=== Work to complete ===
Omit the images and retype the records verbatim.

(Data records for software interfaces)

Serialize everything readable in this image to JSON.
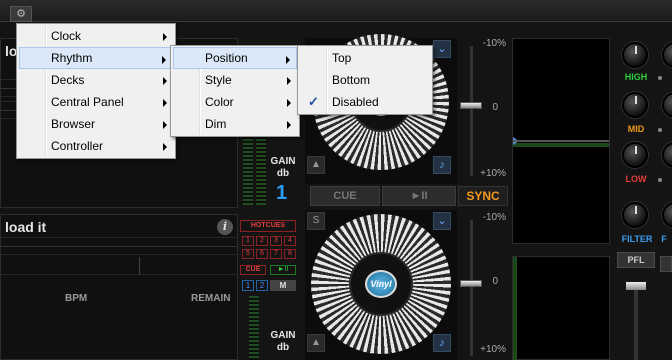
{
  "app": {
    "deck_a_title": "lo",
    "deck_b_title": "load it",
    "info_icon": "i",
    "gear_icon": "⚙",
    "bpm_label": "BPM",
    "remain_label": "REMAIN",
    "gain_label_a": "GAIN",
    "db_label_a": "db",
    "deck_num_a": "1",
    "gain_label_b": "GAIN",
    "db_label_b": "db",
    "hotcues_label": "HOTCUES",
    "hotcue_numbers": [
      "1",
      "2",
      "3",
      "4",
      "5",
      "6",
      "7",
      "8"
    ],
    "cue_small": "CUE",
    "play_small": "►II",
    "small_one": "1",
    "small_two": "2",
    "small_m": "M",
    "cue_button": "CUE",
    "play_button": "►II",
    "sync_button": "SYNC",
    "pitch_top_a": "-10%",
    "pitch_zero_a": "0",
    "pitch_bottom_a": "+10%",
    "pitch_top_b": "-10%",
    "pitch_zero_b": "0",
    "pitch_bottom_b": "+10%",
    "vinyl_label": "Vinyl",
    "s_label": "S",
    "eq": {
      "high": "HIGH",
      "mid": "MID",
      "low": "LOW",
      "filter": "FILTER",
      "filter_cut": "F",
      "high_color": "#2ecc40",
      "mid_color": "#f39a1d",
      "low_color": "#e53935",
      "filter_color": "#3a9df0"
    },
    "pfl_button": "PFL",
    "music_note_icon": "♪"
  },
  "menus": {
    "main": [
      {
        "label": "Clock"
      },
      {
        "label": "Rhythm"
      },
      {
        "label": "Decks"
      },
      {
        "label": "Central Panel"
      },
      {
        "label": "Browser"
      },
      {
        "label": "Controller"
      }
    ],
    "rhythm": [
      {
        "label": "Position"
      },
      {
        "label": "Style"
      },
      {
        "label": "Color"
      },
      {
        "label": "Dim"
      }
    ],
    "position": [
      {
        "label": "Top"
      },
      {
        "label": "Bottom"
      },
      {
        "label": "Disabled",
        "checked": true
      }
    ],
    "check_mark": "✓"
  }
}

=== Exercise result ===
Serialize everything readable in this image to JSON.
{
  "app": {
    "deck_a_title": "lo",
    "deck_b_title": "load it",
    "info_icon": "i",
    "gear_icon": "⚙",
    "bpm_label": "BPM",
    "remain_label": "REMAIN",
    "gain_label_a": "GAIN",
    "db_label_a": "db",
    "deck_num_a": "1",
    "gain_label_b": "GAIN",
    "db_label_b": "db",
    "hotcues_label": "HOTCUES",
    "hotcue_numbers": [
      "1",
      "2",
      "3",
      "4",
      "5",
      "6",
      "7",
      "8"
    ],
    "cue_small": "CUE",
    "play_small": "►II",
    "small_one": "1",
    "small_two": "2",
    "small_m": "M",
    "cue_button": "CUE",
    "play_button": "►II",
    "sync_button": "SYNC",
    "pitch_top_a": "-10%",
    "pitch_zero_a": "0",
    "pitch_bottom_a": "+10%",
    "pitch_top_b": "-10%",
    "pitch_zero_b": "0",
    "pitch_bottom_b": "+10%",
    "vinyl_label": "Vinyl",
    "s_label": "S",
    "eq": {
      "high": "HIGH",
      "mid": "MID",
      "low": "LOW",
      "filter": "FILTER",
      "filter_cut": "F",
      "high_color": "#2ecc40",
      "mid_color": "#f39a1d",
      "low_color": "#e53935",
      "filter_color": "#3a9df0"
    },
    "pfl_button": "PFL",
    "music_note_icon": "♪"
  },
  "menus": {
    "main": [
      {
        "label": "Clock"
      },
      {
        "label": "Rhythm"
      },
      {
        "label": "Decks"
      },
      {
        "label": "Central Panel"
      },
      {
        "label": "Browser"
      },
      {
        "label": "Controller"
      }
    ],
    "rhythm": [
      {
        "label": "Position"
      },
      {
        "label": "Style"
      },
      {
        "label": "Color"
      },
      {
        "label": "Dim"
      }
    ],
    "position": [
      {
        "label": "Top"
      },
      {
        "label": "Bottom"
      },
      {
        "label": "Disabled",
        "checked": true
      }
    ],
    "check_mark": "✓"
  }
}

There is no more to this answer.